Action item:
Print the records below exactly, leaving out nothing.
Data section section start
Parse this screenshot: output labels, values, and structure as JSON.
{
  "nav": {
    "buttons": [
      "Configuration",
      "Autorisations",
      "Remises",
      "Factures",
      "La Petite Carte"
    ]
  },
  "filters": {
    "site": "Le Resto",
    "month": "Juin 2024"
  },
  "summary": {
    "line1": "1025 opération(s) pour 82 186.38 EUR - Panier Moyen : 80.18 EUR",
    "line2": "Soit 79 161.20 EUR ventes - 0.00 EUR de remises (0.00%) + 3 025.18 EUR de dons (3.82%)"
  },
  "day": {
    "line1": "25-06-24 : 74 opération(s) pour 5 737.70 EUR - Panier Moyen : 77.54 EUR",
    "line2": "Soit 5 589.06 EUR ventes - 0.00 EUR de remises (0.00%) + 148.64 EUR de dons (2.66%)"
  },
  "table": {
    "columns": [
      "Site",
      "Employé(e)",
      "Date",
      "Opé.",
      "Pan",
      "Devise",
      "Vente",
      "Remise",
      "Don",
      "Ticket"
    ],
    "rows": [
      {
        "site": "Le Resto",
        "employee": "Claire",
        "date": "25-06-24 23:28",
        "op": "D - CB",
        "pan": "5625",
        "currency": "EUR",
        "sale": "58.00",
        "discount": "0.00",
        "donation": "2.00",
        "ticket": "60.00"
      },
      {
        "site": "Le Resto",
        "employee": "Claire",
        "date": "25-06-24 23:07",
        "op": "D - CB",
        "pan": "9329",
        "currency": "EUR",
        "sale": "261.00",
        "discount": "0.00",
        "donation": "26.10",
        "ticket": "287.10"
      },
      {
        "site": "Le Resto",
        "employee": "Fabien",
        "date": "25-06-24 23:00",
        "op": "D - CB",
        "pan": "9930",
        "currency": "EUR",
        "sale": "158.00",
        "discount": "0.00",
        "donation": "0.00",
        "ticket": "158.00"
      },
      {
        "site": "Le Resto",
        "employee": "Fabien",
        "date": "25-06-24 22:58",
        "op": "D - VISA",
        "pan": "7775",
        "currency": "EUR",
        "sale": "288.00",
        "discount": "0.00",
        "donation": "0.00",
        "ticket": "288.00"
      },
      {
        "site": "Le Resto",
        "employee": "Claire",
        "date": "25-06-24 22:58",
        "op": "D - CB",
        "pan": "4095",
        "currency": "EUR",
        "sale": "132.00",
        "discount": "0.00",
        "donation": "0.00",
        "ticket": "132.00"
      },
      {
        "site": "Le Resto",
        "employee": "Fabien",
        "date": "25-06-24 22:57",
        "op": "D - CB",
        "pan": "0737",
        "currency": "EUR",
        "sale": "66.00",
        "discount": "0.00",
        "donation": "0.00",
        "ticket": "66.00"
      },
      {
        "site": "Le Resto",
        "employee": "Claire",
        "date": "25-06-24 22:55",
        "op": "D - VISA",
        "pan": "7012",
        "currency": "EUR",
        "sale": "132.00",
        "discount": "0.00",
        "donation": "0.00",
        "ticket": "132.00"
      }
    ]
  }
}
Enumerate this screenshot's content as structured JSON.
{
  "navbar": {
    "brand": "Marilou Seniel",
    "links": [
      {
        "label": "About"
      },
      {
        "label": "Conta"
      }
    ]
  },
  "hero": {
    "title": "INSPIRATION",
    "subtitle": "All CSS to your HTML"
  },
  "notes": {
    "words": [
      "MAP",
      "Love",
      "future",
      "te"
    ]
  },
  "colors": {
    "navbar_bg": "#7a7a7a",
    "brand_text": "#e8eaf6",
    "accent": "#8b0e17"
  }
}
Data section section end
Exercise solution:
Parse this screenshot: output labels, values, and structure as JSON.
{
  "nav": {
    "buttons": [
      "Configuration",
      "Autorisations",
      "Remises",
      "Factures",
      "La Petite Carte"
    ]
  },
  "filters": {
    "site": "Le Resto",
    "month": "Juin 2024"
  },
  "summary": {
    "line1": "1025 opération(s) pour 82 186.38 EUR - Panier Moyen : 80.18 EUR",
    "line2": "Soit 79 161.20 EUR ventes - 0.00 EUR de remises (0.00%) + 3 025.18 EUR de dons (3.82%)"
  },
  "day": {
    "line1": "25-06-24 : 74 opération(s) pour 5 737.70 EUR - Panier Moyen : 77.54 EUR",
    "line2": "Soit 5 589.06 EUR ventes - 0.00 EUR de remises (0.00%) + 148.64 EUR de dons (2.66%)"
  },
  "table": {
    "columns": [
      "Site",
      "Employé(e)",
      "Date",
      "Opé.",
      "Pan",
      "Devise",
      "Vente",
      "Remise",
      "Don",
      "Ticket"
    ],
    "rows": [
      {
        "site": "Le Resto",
        "employee": "Claire",
        "date": "25-06-24 23:28",
        "op": "D - CB",
        "pan": "5625",
        "currency": "EUR",
        "sale": "58.00",
        "discount": "0.00",
        "donation": "2.00",
        "ticket": "60.00"
      },
      {
        "site": "Le Resto",
        "employee": "Claire",
        "date": "25-06-24 23:07",
        "op": "D - CB",
        "pan": "9329",
        "currency": "EUR",
        "sale": "261.00",
        "discount": "0.00",
        "donation": "26.10",
        "ticket": "287.10"
      },
      {
        "site": "Le Resto",
        "employee": "Fabien",
        "date": "25-06-24 23:00",
        "op": "D - CB",
        "pan": "9930",
        "currency": "EUR",
        "sale": "158.00",
        "discount": "0.00",
        "donation": "0.00",
        "ticket": "158.00"
      },
      {
        "site": "Le Resto",
        "employee": "Fabien",
        "date": "25-06-24 22:58",
        "op": "D - VISA",
        "pan": "7775",
        "currency": "EUR",
        "sale": "288.00",
        "discount": "0.00",
        "donation": "0.00",
        "ticket": "288.00"
      },
      {
        "site": "Le Resto",
        "employee": "Claire",
        "date": "25-06-24 22:58",
        "op": "D - CB",
        "pan": "4095",
        "currency": "EUR",
        "sale": "132.00",
        "discount": "0.00",
        "donation": "0.00",
        "ticket": "132.00"
      },
      {
        "site": "Le Resto",
        "employee": "Fabien",
        "date": "25-06-24 22:57",
        "op": "D - CB",
        "pan": "0737",
        "currency": "EUR",
        "sale": "66.00",
        "discount": "0.00",
        "donation": "0.00",
        "ticket": "66.00"
      },
      {
        "site": "Le Resto",
        "employee": "Claire",
        "date": "25-06-24 22:55",
        "op": "D - VISA",
        "pan": "7012",
        "currency": "EUR",
        "sale": "132.00",
        "discount": "0.00",
        "donation": "0.00",
        "ticket": "132.00"
      }
    ]
  }
}
Enumerate this screenshot's content as structured JSON.
{
  "navbar": {
    "brand": "Marilou Seniel",
    "links": [
      {
        "label": "About"
      },
      {
        "label": "Conta"
      }
    ]
  },
  "hero": {
    "title": "INSPIRATION",
    "subtitle": "All CSS to your HTML"
  },
  "notes": {
    "words": [
      "MAP",
      "Love",
      "future",
      "te"
    ]
  },
  "colors": {
    "navbar_bg": "#7a7a7a",
    "brand_text": "#e8eaf6",
    "accent": "#8b0e17"
  }
}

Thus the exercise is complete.